Dack worries that the roads that service the resource sector and areas of deforestation by wildfire are not accounted for when the Forests Ministry calculates the annual allowable cut for timber harvesting.
About 620,000 kilometres of gravel roads provide access to the back country for the forestry and resource extraction industries.
Five of the worst fire seasons since 1950 have come in the past decade and more than 10,000 square kilometres burned in 2017 alone, according to the Forests Ministry.
"If you don't reduce the cut, the amount of timber left to harvest is smaller and smaller, but the amount of timber they take is the same," he said.
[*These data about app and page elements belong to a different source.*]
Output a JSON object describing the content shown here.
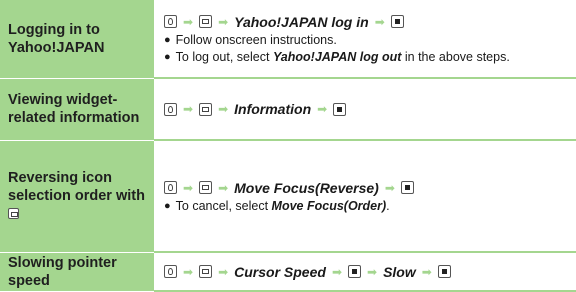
{
  "rows": [
    {
      "label": "Logging in to Yahoo!JAPAN",
      "op": "Yahoo!JAPAN log in",
      "bullet1": "Follow onscreen instructions.",
      "bullet2_pre": "To log out, select ",
      "bullet2_em": "Yahoo!JAPAN log out",
      "bullet2_post": " in the above steps."
    },
    {
      "label": "Viewing widget-related information",
      "op": "Information"
    },
    {
      "label_pre": "Reversing icon selection order with",
      "op": "Move Focus(Reverse)",
      "bullet_pre": "To cancel, select ",
      "bullet_em": "Move Focus(Order)",
      "bullet_post": "."
    },
    {
      "label": "Slowing pointer speed",
      "op1": "Cursor Speed",
      "op2": "Slow"
    }
  ],
  "arrow_glyph": "➡",
  "bullet_glyph": "●",
  "colors": {
    "label_bg": "#a4d68f",
    "arrow": "#a4d68f",
    "text": "#1a1a1a"
  }
}
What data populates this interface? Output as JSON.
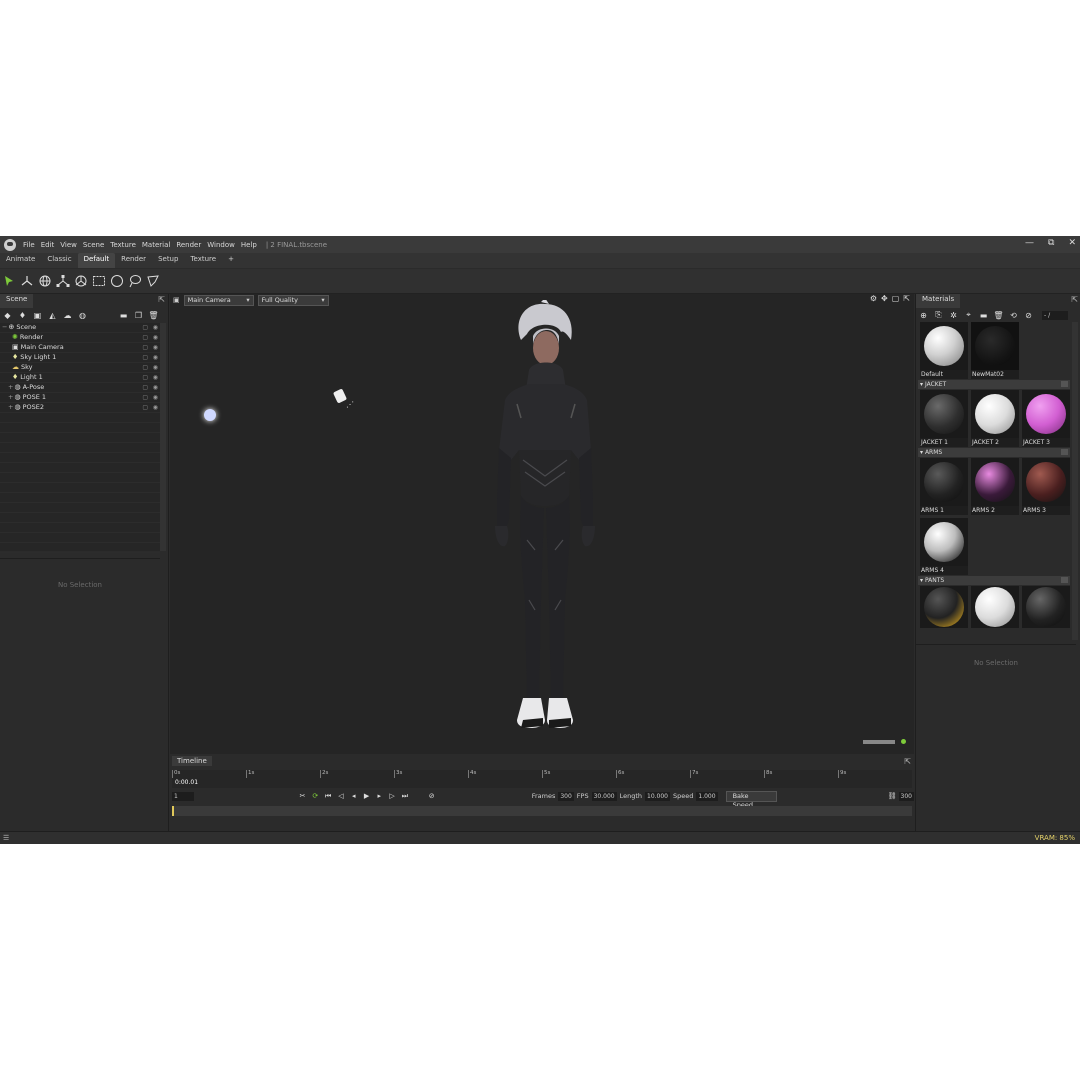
{
  "menubar": {
    "items": [
      "File",
      "Edit",
      "View",
      "Scene",
      "Texture",
      "Material",
      "Render",
      "Window",
      "Help"
    ],
    "file_title": "| 2 FINAL.tbscene",
    "controls": [
      "—",
      "⧉",
      "✕"
    ]
  },
  "layout_tabs": [
    "Animate",
    "Classic",
    "Default",
    "Render",
    "Setup",
    "Texture",
    "+"
  ],
  "scene_panel": {
    "tab": "Scene",
    "items": [
      {
        "label": "Scene",
        "icon": "⊕"
      },
      {
        "label": "Render",
        "icon": "✺"
      },
      {
        "label": "Main Camera",
        "icon": "▣"
      },
      {
        "label": "Sky Light 1",
        "icon": "♦"
      },
      {
        "label": "Sky",
        "icon": "☁"
      },
      {
        "label": "Light 1",
        "icon": "♦"
      },
      {
        "label": "A-Pose",
        "icon": "◍"
      },
      {
        "label": "POSE 1",
        "icon": "◍"
      },
      {
        "label": "POSE2",
        "icon": "◍"
      }
    ],
    "no_selection": "No Selection"
  },
  "viewport": {
    "camera": "Main Camera",
    "quality": "Full Quality"
  },
  "materials_panel": {
    "tab": "Materials",
    "search": "- /",
    "top": [
      {
        "name": "Default",
        "color": "#e8e8e8"
      },
      {
        "name": "NewMat02",
        "color": "#1a1a1a"
      }
    ],
    "groups": [
      {
        "name": "JACKET",
        "items": [
          {
            "name": "JACKET 1",
            "color": "#3a3a3a"
          },
          {
            "name": "JACKET 2",
            "color": "#e2e2e2"
          },
          {
            "name": "JACKET 3",
            "color": "#d25fd2"
          }
        ]
      },
      {
        "name": "ARMS",
        "items": [
          {
            "name": "ARMS 1",
            "color": "#2a2a2a"
          },
          {
            "name": "ARMS 2",
            "color": "#c046b8"
          },
          {
            "name": "ARMS 3",
            "color": "#6a2a2a"
          },
          {
            "name": "ARMS 4",
            "color": "#cfcfcf"
          }
        ]
      },
      {
        "name": "PANTS",
        "items": [
          {
            "name": "",
            "color": "#333333"
          },
          {
            "name": "",
            "color": "#e4e4e4"
          },
          {
            "name": "",
            "color": "#2a2a2a"
          }
        ]
      }
    ],
    "no_selection": "No Selection"
  },
  "timeline": {
    "tab": "Timeline",
    "ticks": [
      "0s",
      "1s",
      "2s",
      "3s",
      "4s",
      "5s",
      "6s",
      "7s",
      "8s",
      "9s"
    ],
    "current_time": "0:00.01",
    "frame": "1",
    "frames_label": "Frames",
    "frames": "300",
    "fps_label": "FPS",
    "fps": "30.000",
    "length_label": "Length",
    "length": "10.000",
    "speed_label": "Speed",
    "speed": "1.000",
    "bake_label": "Bake Speed",
    "end_frame": "300"
  },
  "status": {
    "vram": "VRAM: 85%"
  }
}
In January 2018 - after the 2017 wildfires - the Chief Forester issued new guidance for foresters that wildlife and their habitat needs must be considered when planning forestry activities," according to the ministry.
Dack is also concerned about the effects of aerial herbicide spraying over B.C. forests. Roughly 10,000 hectares of newly planted forest was treated with glyphosate in 2017.
The spray kills aspen - a favourite food for beaver - and wipes out many other broadleaf plants in the process. The result is a single-crop pine forest without structure or food for wildlife, said James Steidle of Stop the Spray B.C.
The high-profile struggles of B.C's vanishing caribou herds and the southern resident killer whales are being felt just as keenly by fur-bearing creatures, said Dack.
"When they spray that area is totally devoid of wildlife. You've killed the deciduous plants, there's no berries, there's no aquatic life, there's nothing to support life," he said.
The industry supports up to 1,300 part- and full-time licensed trappers, plus First Nations trappers, who do not require a licence. There are an estimated 3,500 active trappers in B.C. and around 2,600 trap lines, about half of which are held by First Nations.
Many of those jobs are in the most remote reaches of the province.
About 25,000 fur-bearing animals - mainly marten, lynx, beaver, coyote, weasel and squirrel - are harvested for their pelts by licensed trappers with an average annual value of about $1.6 million over the past five years. That's down about 11 per cent from the average annual catch between 2010 and 2013, according to provincial government figures.
Nonetheless, the trapper's association trains about 300 new entrants in the tricks of the trade each year and the ministry considers trappers a conservation resource.
"Regulated trapping plays an important role in the ecology and conservation of fur-bearers," the ministry said in a statement. "Some jurisdictions that have outlawed trapping are now struggling to manage fur-bearer populations, especially where population issues emerge within communities."
Dack maintains trappers do good service to the province. Licensed trappers harvest 1,500 coyotes and more than 200 wolves each year at no cost to the taxpayer.
Wolves prey on rapidly dwindling moose, caribou and elk herds - especially their young - across northern B.C. Coyotes are a threat to fawns of bighorn sheep, deer and pronghorns, along with domestic sheep and lambs, according to B.C.'s fur-bearer management guidelines.